BRIEF
In the entries below, filter for the word "this" and copy every matching line.

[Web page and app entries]
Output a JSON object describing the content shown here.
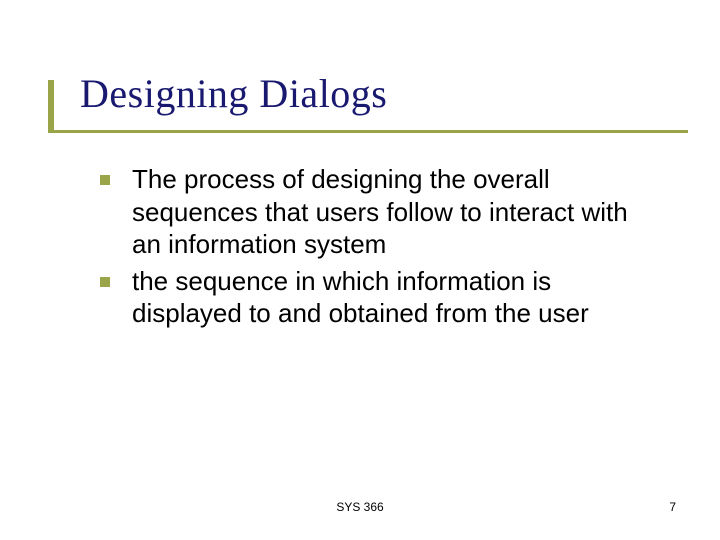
{
  "slide": {
    "title": "Designing Dialogs",
    "bullets": [
      "The process of designing the overall sequences that users follow to interact with an information system",
      "the sequence in which information is displayed to and obtained from the user"
    ],
    "footer": "SYS 366",
    "page": "7"
  }
}
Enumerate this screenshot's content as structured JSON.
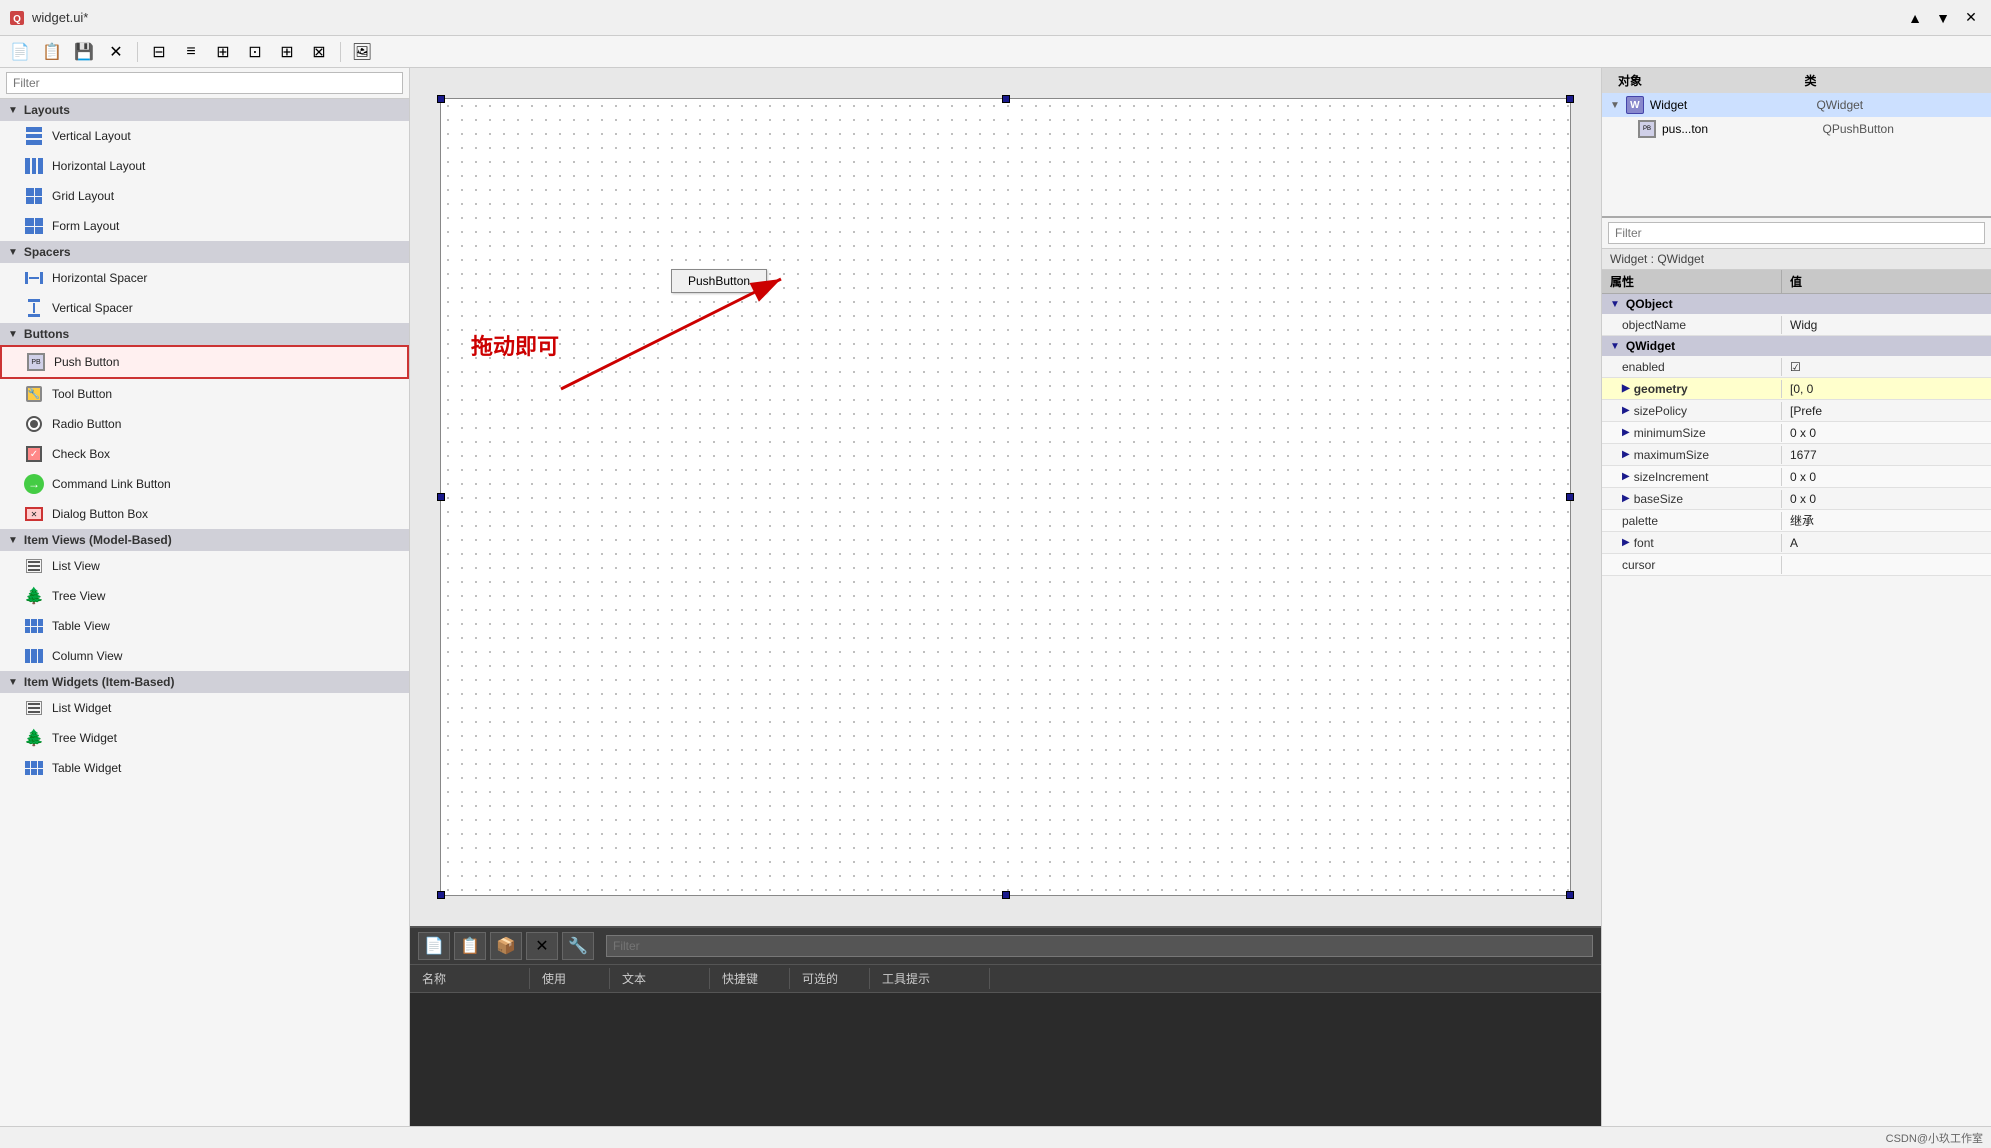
{
  "titlebar": {
    "title": "widget.ui*",
    "close_label": "✕",
    "min_label": "─",
    "max_label": "□"
  },
  "toolbar": {
    "buttons": [
      "📄",
      "📋",
      "💾",
      "✕",
      "🔧",
      "▐▌",
      "≡",
      "⊟",
      "⊞",
      "⊡",
      "⊞",
      "⊠",
      "🖼"
    ]
  },
  "widget_panel": {
    "filter_placeholder": "Filter",
    "sections": [
      {
        "name": "Layouts",
        "items": [
          {
            "label": "Vertical Layout",
            "icon": "layout-vert"
          },
          {
            "label": "Horizontal Layout",
            "icon": "layout-horiz"
          },
          {
            "label": "Grid Layout",
            "icon": "icon-grid"
          },
          {
            "label": "Form Layout",
            "icon": "layout-form"
          }
        ]
      },
      {
        "name": "Spacers",
        "items": [
          {
            "label": "Horizontal Spacer",
            "icon": "hspacer"
          },
          {
            "label": "Vertical Spacer",
            "icon": "vspacer"
          }
        ]
      },
      {
        "name": "Buttons",
        "items": [
          {
            "label": "Push Button",
            "icon": "push-btn",
            "selected": true
          },
          {
            "label": "Tool Button",
            "icon": "tool-btn"
          },
          {
            "label": "Radio Button",
            "icon": "radio-btn"
          },
          {
            "label": "Check Box",
            "icon": "check-box"
          },
          {
            "label": "Command Link Button",
            "icon": "cmd-link"
          },
          {
            "label": "Dialog Button Box",
            "icon": "dialog-btn"
          }
        ]
      },
      {
        "name": "Item Views (Model-Based)",
        "items": [
          {
            "label": "List View",
            "icon": "list-view"
          },
          {
            "label": "Tree View",
            "icon": "tree-view"
          },
          {
            "label": "Table View",
            "icon": "table-view"
          },
          {
            "label": "Column View",
            "icon": "col-view"
          }
        ]
      },
      {
        "name": "Item Widgets (Item-Based)",
        "items": [
          {
            "label": "List Widget",
            "icon": "list-widget"
          },
          {
            "label": "Tree Widget",
            "icon": "tree-widget"
          },
          {
            "label": "Table Widget",
            "icon": "table-widget"
          }
        ]
      }
    ]
  },
  "canvas": {
    "push_button_label": "PushButton",
    "annotation_text": "拖动即可"
  },
  "action_panel": {
    "filter_placeholder": "Filter",
    "columns": [
      "名称",
      "使用",
      "文本",
      "快捷键",
      "可选的",
      "工具提示"
    ]
  },
  "object_inspector": {
    "title_obj": "对象",
    "title_class": "类",
    "rows": [
      {
        "expand": true,
        "name": "Widget",
        "type": "QWidget",
        "level": 0
      },
      {
        "expand": false,
        "name": "pus...ton",
        "type": "QPushButton",
        "level": 1
      }
    ]
  },
  "properties": {
    "filter_placeholder": "Filter",
    "context": "Widget : QWidget",
    "label_attr": "属性",
    "label_val": "值",
    "sections": [
      {
        "name": "QObject",
        "rows": [
          {
            "name": "objectName",
            "value": "Widg",
            "bold": false
          }
        ]
      },
      {
        "name": "QWidget",
        "rows": [
          {
            "name": "enabled",
            "value": "☑",
            "bold": false
          },
          {
            "name": "geometry",
            "value": "[0, 0",
            "bold": true
          },
          {
            "name": "sizePolicy",
            "value": "[Prefe",
            "bold": false
          },
          {
            "name": "minimumSize",
            "value": "0 x 0",
            "bold": false
          },
          {
            "name": "maximumSize",
            "value": "1677",
            "bold": false
          },
          {
            "name": "sizeIncrement",
            "value": "0 x 0",
            "bold": false
          },
          {
            "name": "baseSize",
            "value": "0 x 0",
            "bold": false
          },
          {
            "name": "palette",
            "value": "继承",
            "bold": false
          },
          {
            "name": "font",
            "value": "A",
            "bold": false
          },
          {
            "name": "cursor",
            "value": "",
            "bold": false
          }
        ]
      }
    ]
  },
  "statusbar": {
    "text": "CSDN@小玖工作室"
  }
}
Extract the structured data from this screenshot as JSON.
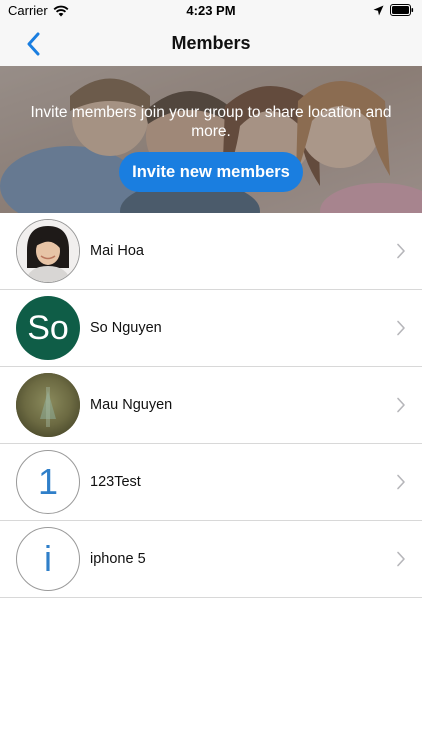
{
  "status_bar": {
    "carrier": "Carrier",
    "time": "4:23 PM"
  },
  "nav": {
    "title": "Members",
    "back_icon": "chevron-left-icon"
  },
  "banner": {
    "message": "Invite members join your group to share location and more.",
    "invite_button_label": "Invite new members"
  },
  "members": [
    {
      "name": "Mai Hoa",
      "avatar_type": "photo",
      "avatar_text": ""
    },
    {
      "name": "So Nguyen",
      "avatar_type": "initials-filled",
      "avatar_text": "So"
    },
    {
      "name": "Mau Nguyen",
      "avatar_type": "photo",
      "avatar_text": ""
    },
    {
      "name": "123Test",
      "avatar_type": "initials-outline",
      "avatar_text": "1"
    },
    {
      "name": "iphone 5",
      "avatar_type": "initials-outline",
      "avatar_text": "i"
    }
  ],
  "colors": {
    "accent": "#1a7ee0",
    "avatar_filled_bg": "#0f5d47",
    "initials_blue": "#2f7fc9"
  }
}
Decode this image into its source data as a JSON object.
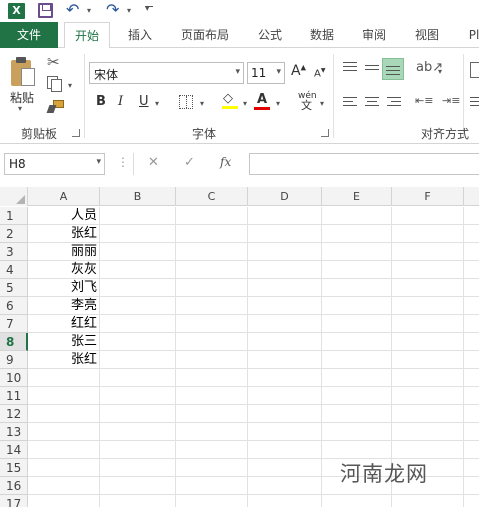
{
  "quick_access": {
    "app_icon_letter": "X",
    "icons": [
      "excel-logo",
      "save-icon",
      "undo-icon",
      "redo-icon",
      "customize-qat-icon"
    ]
  },
  "tabs": [
    {
      "label": "文件",
      "name": "tab-file"
    },
    {
      "label": "开始",
      "name": "tab-home",
      "active": true
    },
    {
      "label": "插入",
      "name": "tab-insert"
    },
    {
      "label": "页面布局",
      "name": "tab-page-layout"
    },
    {
      "label": "公式",
      "name": "tab-formulas"
    },
    {
      "label": "数据",
      "name": "tab-data"
    },
    {
      "label": "审阅",
      "name": "tab-review"
    },
    {
      "label": "视图",
      "name": "tab-view"
    },
    {
      "label": "Pl",
      "name": "tab-power"
    }
  ],
  "ribbon": {
    "clipboard": {
      "paste_label": "粘贴",
      "group_label": "剪贴板"
    },
    "font": {
      "font_name": "宋体",
      "font_size": "11",
      "grow_label": "A",
      "shrink_label": "A",
      "bold": "B",
      "italic": "I",
      "underline": "U",
      "font_color_letter": "A",
      "wen_top": "wén",
      "wen_bottom": "文",
      "group_label": "字体"
    },
    "alignment": {
      "group_label": "对齐方式"
    },
    "colors": {
      "accent": "#217346",
      "fill_highlight": "#ffff00",
      "font_color": "#e00000",
      "align_selected": "#a9d8b8"
    }
  },
  "formula_bar": {
    "name_box": "H8",
    "cancel_glyph": "✕",
    "enter_glyph": "✓",
    "fx_label": "fx",
    "formula": ""
  },
  "sheet": {
    "columns": [
      "A",
      "B",
      "C",
      "D",
      "E",
      "F"
    ],
    "rows": [
      "1",
      "2",
      "3",
      "4",
      "5",
      "6",
      "7",
      "8",
      "9",
      "10",
      "11",
      "12",
      "13",
      "14",
      "15",
      "16",
      "17"
    ],
    "selected_row": "8",
    "col_a_values": [
      "人员",
      "张红",
      "丽丽",
      "灰灰",
      "刘飞",
      "李亮",
      "红红",
      "张三",
      "张红"
    ]
  },
  "watermark": "河南龙网"
}
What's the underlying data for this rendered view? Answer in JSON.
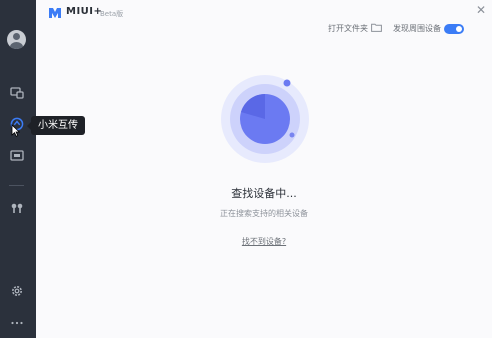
{
  "app": {
    "name": "MIUI+",
    "badge": "Beta版"
  },
  "sidebar": {
    "items": [
      {
        "icon": "devices-icon"
      },
      {
        "icon": "xiaomi-share-icon",
        "tooltip": "小米互传"
      },
      {
        "icon": "screen-cast-icon"
      },
      {
        "icon": "earbuds-icon"
      }
    ],
    "settings_icon": "gear-icon",
    "more_icon": "more-dots-icon"
  },
  "toolbar": {
    "open_folder_label": "打开文件夹",
    "discover_label": "发现周围设备",
    "discover_enabled": true
  },
  "main": {
    "status_title": "查找设备中...",
    "status_subtitle": "正在搜索支持的相关设备",
    "help_link": "找不到设备?"
  },
  "colors": {
    "accent": "#3b7cf6",
    "radar": "#6b7af2",
    "sidebar": "#2b313c"
  }
}
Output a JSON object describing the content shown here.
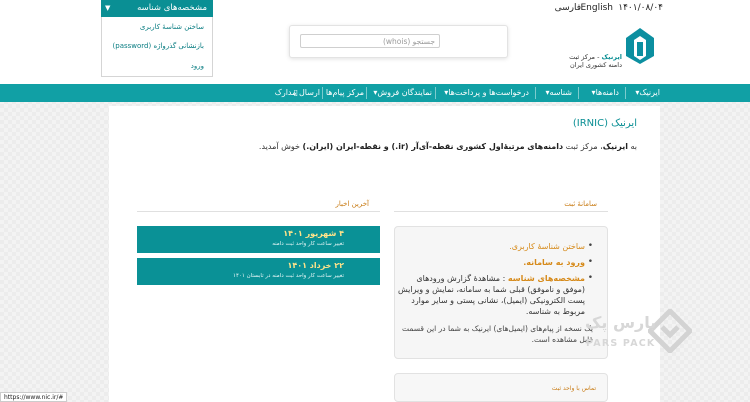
{
  "topbar": {
    "date": "۱۴۰۱/۰۸/۰۴",
    "lang_en": "English",
    "lang_fa": "فارسی",
    "identity_button": "مشخصه‌های شناسه"
  },
  "identity_menu": {
    "items": [
      "ساختن شناسهٔ کاربری",
      "بازنشانی گذرواژه (password)",
      "ورود"
    ]
  },
  "header": {
    "search_placeholder": "جستجو (whois)",
    "logo_name": "ایرنیک",
    "logo_line1": "- مرکز ثبت",
    "logo_line2": "دامنه کشوری ایران"
  },
  "nav": {
    "items": [
      "ایرنیک",
      "دامنه‌ها",
      "شناسه",
      "درخواست‌ها و پرداخت‌ها",
      "نمایندگان فروش",
      "مرکز پیام‌ها",
      "ارسال مدارک"
    ],
    "dropdown_mark": "▾"
  },
  "main": {
    "title": "ایرنیک (IRNIC)",
    "intro_prefix": "به ",
    "intro_bold1": "ایرنیک",
    "intro_mid": "، مرکز ثبت ",
    "intro_bold2": "دامنه‌های مرتبهٔ‌اول کشوری نقطه-آی‌آر (ir.) و نقطه-ایران (ایران.)",
    "intro_suffix": " خوش آمدید."
  },
  "news": {
    "heading": "آخرین اخبار",
    "items": [
      {
        "date": "۴ شهریور ۱۴۰۱",
        "desc": "تغییر ساعت کار واحد ثبت دامنه"
      },
      {
        "date": "۲۲ خرداد ۱۴۰۱",
        "desc": "تغییر ساعت کار واحد ثبت دامنه در تابستان ۱۴۰۱"
      }
    ]
  },
  "system": {
    "heading": "سامانهٔ ثبت",
    "create_id": "ساختن شناسهٔ کاربری.",
    "login": "ورود به سامانه.",
    "ids_label": "مشخصه‌های شناسه",
    "ids_desc": ": مشاهدهٔ گزارش ورودهای (موفق و ناموفق) قبلی شما به سامانه، نمایش و ویرایش پست الکترونیکی (ایمیل)، نشانی پستی و سایر موارد مربوط به شناسه.",
    "note": "یک نسخه از پیام‌های (ایمیل‌های) ایرنیک به شما در این قسمت قابل مشاهده است."
  },
  "contact": {
    "heading": "تماس با واحد ثبت"
  },
  "status_url": "https://www.nic.ir/#",
  "watermark": {
    "fa": "پارس پک",
    "en": "PARS PACK"
  }
}
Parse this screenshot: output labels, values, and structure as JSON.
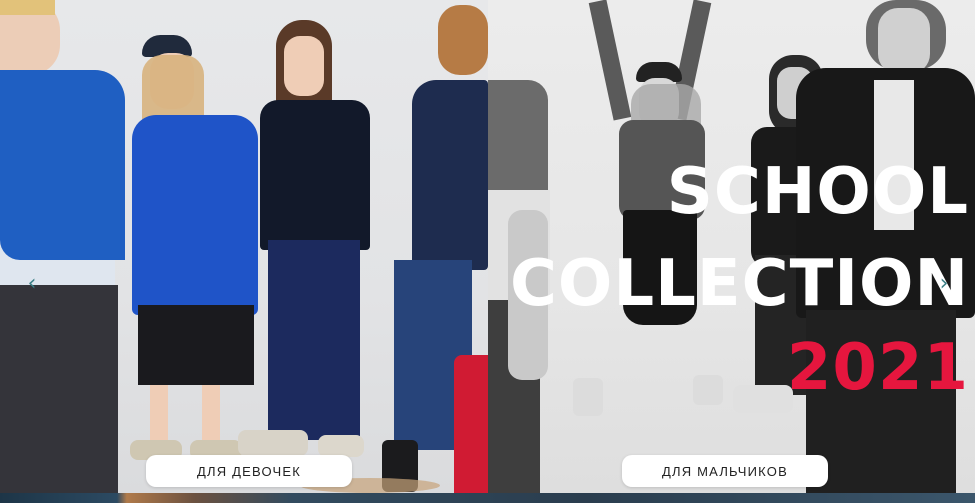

RESPONSE TO THE EXERCISE
Enumerate this screenshot's content as structured JSON.
Extract the structured data from this screenshot as JSON.
Decode this image into its source data as a JSON object.
What's the underlying data for this rendered view? Answer in JSON.
Parse this screenshot: output labels, values, and structure as JSON.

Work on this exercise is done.